#### WORK ORDER:
Search the data below for the word "Result" and copy each line that holds it.

Dataset entries:
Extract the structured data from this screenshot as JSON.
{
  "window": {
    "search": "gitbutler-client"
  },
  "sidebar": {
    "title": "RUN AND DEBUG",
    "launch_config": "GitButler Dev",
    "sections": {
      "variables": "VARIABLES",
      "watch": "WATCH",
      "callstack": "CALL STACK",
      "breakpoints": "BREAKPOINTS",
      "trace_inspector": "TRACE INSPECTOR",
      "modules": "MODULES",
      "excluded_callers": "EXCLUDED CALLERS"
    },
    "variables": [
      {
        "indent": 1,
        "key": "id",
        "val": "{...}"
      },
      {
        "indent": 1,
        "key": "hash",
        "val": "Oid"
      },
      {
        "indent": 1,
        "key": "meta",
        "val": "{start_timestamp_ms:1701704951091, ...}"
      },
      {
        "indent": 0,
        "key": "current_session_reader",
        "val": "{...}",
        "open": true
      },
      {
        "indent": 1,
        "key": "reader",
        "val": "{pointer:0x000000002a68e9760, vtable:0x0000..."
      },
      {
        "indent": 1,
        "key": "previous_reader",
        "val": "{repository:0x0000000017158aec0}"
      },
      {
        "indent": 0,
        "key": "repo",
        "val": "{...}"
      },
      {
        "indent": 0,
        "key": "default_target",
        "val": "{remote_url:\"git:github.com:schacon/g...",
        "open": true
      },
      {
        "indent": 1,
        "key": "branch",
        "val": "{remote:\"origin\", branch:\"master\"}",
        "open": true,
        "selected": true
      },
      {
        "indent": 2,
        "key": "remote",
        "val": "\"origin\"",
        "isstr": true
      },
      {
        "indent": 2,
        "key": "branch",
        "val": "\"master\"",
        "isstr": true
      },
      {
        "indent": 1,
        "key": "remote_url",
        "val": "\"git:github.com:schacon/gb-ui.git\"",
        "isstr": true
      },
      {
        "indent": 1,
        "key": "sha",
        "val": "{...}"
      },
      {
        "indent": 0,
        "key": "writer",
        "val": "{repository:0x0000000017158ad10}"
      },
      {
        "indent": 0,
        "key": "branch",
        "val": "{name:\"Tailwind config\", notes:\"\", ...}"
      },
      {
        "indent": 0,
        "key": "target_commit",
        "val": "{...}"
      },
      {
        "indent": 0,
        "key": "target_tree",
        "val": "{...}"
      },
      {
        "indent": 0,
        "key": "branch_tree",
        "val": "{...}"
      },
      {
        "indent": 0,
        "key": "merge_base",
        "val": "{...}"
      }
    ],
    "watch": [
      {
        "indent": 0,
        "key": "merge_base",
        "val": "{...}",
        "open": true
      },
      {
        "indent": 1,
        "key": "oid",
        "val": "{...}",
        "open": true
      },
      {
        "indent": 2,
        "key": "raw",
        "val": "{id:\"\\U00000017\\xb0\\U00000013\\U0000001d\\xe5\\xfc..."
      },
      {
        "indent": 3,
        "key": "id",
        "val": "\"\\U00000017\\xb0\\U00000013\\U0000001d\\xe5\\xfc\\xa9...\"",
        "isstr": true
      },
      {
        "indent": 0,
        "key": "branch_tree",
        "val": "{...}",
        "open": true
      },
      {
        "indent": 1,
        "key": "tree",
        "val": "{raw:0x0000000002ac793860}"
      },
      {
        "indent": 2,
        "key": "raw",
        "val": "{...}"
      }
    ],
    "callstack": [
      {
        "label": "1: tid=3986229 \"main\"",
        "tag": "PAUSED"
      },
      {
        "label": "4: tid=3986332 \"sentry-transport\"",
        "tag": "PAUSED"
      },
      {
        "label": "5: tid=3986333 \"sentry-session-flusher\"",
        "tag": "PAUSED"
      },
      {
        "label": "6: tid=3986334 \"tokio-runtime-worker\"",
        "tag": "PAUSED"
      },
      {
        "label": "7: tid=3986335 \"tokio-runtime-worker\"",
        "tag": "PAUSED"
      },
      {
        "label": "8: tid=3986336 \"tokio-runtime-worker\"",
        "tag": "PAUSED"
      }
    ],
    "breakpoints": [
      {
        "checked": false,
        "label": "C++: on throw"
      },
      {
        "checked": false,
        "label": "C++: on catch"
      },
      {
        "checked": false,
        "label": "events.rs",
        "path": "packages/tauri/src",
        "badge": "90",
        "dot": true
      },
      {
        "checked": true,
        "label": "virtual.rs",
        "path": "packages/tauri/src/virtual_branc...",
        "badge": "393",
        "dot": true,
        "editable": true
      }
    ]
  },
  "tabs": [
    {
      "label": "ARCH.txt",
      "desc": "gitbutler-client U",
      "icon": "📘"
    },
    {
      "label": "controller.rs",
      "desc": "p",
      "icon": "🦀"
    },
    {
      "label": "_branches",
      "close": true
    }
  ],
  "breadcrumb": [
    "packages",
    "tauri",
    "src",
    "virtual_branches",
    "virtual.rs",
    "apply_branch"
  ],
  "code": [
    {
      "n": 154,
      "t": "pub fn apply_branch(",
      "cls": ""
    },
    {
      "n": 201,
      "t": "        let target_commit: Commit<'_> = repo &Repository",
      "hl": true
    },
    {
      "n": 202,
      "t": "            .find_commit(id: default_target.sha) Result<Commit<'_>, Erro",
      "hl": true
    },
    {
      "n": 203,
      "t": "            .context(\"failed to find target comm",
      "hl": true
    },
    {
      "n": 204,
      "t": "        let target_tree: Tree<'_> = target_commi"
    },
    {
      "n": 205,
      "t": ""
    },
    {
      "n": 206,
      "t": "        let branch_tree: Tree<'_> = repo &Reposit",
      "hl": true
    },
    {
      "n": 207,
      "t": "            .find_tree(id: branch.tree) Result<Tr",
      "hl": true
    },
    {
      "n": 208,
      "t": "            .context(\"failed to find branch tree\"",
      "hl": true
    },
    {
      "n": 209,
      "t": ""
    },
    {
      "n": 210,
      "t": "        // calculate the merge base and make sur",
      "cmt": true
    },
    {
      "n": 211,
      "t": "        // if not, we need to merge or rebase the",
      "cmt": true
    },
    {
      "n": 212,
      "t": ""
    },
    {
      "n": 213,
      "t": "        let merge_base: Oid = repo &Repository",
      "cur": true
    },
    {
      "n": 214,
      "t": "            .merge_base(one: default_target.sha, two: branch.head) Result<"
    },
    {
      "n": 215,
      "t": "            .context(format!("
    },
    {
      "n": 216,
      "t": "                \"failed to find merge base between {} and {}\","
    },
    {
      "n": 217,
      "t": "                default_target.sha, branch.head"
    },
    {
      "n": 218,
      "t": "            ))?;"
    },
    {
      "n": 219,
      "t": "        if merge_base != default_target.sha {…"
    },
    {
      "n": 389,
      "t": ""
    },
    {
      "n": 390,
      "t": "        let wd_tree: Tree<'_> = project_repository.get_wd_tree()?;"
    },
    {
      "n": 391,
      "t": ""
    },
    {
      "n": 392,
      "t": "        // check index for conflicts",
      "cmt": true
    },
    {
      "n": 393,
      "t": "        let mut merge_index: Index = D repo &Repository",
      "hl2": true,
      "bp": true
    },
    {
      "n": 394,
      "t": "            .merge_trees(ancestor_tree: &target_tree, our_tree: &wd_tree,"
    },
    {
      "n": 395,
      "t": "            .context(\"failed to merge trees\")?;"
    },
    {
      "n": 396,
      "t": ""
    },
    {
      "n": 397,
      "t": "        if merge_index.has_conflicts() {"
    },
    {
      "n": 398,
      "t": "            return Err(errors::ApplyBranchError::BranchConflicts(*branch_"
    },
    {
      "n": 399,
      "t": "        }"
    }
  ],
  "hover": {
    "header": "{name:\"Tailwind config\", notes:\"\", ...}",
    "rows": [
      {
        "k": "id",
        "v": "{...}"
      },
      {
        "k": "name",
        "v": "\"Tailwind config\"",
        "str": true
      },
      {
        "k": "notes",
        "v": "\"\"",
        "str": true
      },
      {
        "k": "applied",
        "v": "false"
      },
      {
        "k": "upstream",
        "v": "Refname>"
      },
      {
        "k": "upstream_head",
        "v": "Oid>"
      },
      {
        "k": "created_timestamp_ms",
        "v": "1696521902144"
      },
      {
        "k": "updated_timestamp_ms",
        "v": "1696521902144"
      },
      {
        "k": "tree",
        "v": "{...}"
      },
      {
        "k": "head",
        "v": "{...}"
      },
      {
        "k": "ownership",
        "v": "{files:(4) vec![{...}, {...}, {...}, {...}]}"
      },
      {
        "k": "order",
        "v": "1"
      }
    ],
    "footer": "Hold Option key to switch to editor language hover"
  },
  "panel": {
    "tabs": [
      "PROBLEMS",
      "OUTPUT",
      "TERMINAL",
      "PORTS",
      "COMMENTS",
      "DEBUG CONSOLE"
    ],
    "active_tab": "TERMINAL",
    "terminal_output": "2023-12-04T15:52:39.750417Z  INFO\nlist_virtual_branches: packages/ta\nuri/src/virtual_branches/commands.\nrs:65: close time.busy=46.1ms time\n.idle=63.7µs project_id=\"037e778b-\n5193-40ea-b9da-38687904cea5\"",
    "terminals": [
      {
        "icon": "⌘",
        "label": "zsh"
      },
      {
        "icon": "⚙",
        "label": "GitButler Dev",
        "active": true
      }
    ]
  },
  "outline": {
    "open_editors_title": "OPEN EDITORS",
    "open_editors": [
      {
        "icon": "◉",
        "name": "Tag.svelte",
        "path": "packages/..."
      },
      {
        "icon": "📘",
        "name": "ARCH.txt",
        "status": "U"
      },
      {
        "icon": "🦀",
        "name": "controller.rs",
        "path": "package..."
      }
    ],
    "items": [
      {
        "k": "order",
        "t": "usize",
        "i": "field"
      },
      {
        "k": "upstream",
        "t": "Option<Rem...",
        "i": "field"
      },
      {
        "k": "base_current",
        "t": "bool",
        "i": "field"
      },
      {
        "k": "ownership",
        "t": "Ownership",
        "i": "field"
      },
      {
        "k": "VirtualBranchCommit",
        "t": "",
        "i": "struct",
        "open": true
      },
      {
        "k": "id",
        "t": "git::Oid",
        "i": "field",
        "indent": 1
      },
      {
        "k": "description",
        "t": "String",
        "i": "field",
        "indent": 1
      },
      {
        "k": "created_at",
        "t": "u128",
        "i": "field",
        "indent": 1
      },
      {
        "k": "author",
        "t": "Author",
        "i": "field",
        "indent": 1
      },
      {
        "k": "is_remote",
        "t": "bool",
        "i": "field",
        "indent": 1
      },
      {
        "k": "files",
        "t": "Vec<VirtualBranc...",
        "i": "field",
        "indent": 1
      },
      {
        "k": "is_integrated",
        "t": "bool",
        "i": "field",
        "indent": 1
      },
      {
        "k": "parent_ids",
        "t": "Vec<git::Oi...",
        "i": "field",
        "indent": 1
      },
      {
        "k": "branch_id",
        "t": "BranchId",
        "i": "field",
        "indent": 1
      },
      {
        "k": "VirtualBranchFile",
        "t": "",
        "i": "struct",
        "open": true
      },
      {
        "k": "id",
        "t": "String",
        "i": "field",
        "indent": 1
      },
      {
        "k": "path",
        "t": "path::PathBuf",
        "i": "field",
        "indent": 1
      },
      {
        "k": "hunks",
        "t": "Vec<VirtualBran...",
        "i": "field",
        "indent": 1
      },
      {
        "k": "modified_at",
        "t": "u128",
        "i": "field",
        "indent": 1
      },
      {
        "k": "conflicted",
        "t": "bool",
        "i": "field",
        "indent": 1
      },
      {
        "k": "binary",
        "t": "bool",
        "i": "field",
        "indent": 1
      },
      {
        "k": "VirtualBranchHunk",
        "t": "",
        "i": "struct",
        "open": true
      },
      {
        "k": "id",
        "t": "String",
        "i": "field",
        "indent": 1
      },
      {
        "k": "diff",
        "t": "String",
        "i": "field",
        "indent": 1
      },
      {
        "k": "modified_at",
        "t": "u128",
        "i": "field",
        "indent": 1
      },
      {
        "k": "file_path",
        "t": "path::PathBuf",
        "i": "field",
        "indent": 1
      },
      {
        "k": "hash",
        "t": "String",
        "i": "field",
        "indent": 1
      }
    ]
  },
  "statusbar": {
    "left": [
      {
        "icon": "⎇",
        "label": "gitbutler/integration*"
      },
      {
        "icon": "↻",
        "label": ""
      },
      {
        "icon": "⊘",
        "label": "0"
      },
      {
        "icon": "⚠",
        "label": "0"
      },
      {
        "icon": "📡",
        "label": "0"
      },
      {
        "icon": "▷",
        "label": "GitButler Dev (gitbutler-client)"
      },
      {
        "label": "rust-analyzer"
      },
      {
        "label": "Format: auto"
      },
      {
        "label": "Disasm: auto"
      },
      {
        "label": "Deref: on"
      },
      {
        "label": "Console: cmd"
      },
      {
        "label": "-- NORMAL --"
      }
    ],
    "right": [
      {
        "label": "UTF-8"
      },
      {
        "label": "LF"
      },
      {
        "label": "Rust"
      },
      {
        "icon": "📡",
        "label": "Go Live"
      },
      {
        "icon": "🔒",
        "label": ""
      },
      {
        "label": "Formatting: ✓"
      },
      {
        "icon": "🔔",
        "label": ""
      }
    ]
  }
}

#### SOLUTION FOR THIS TASK:
      "t": "            .find_commit(id: default_target.sha) Result<Commit<'_>, Erro",
      "t": "            .find_tree(id: branch.tree) Result<Tr",
      "t": "            .merge_base(one: default_target.sha, two: branch.head) Result<"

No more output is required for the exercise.